Why are Environmental Problems Difficult To Solve

An acute, but subtle and unrecognizable problem in society today is a slow move away from the idea that we live in a "rational" world, to an idea that the world can act arbitrarily. This can largely be attributed to the following:

  • Science has been tremendously devalued - it is not understood as a process. Science fiction often substitutes for reality.
  • People are losing the skill to distinguish between credible and incredible information sources.
  • People think we are a lot smarter than we really are and that problems have therefore been solved.

These issues are extremely relevant to environmental debate. If we all act arbitrarily and just "make-up" the relevant physics, then no convergence can be achieved.

If a newspaper headline says that 1 billion salmon are killed a day by Bonneville dam - most people will just believe that. In other words, a) number mean nothing to us and b) we have lost our desire to question authority and ask to see the data which means anyone can sell the public anything, these days.

There is an increasing tendency for everyone to act in their own self-interest. Again, if this is done in an arbitrary way it exacerbates the problem.

An uninformed public is both dangerous and largely useless. At a time when the public participation process in environmental decisions is increasingly important, we need a well-informed public so the process can really work.

Without an informed public we see the perpetuation of myth and the polarization of environmental issues. The value of objectivity with respect to environmental management lies in its ability for bring about convergence. There is nothing like good data to illuminate a problem and no data or bad data to make a problem worse.

Overarching principles for this course.

5. You will understand exponential growth!!!

Why is science important and not boring?

Science is a process whereby aspects of a problem are discovered. It is a process without answers but a process that points to the kinds of questions which should be asked. It is this process, as applied to particular environmental problems, that we will study during this term.

The fundamental problem:

Nominal World Population Clock
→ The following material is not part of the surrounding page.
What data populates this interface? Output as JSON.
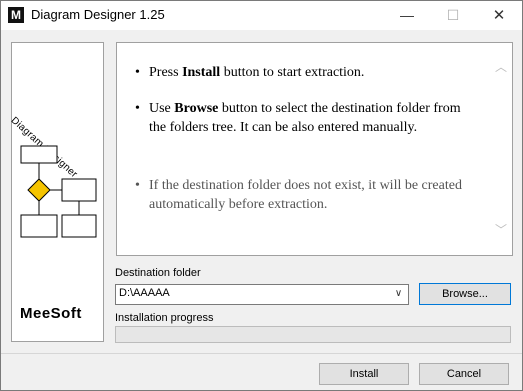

These people need energy and resources. Sustainable growth may be a myth but managing resources in an intelligent, responsible and long term way is not a myth. But to do that requires an understanding of basic scientific principles and methods of data acquisition and analysis.

Next Lecture Course Page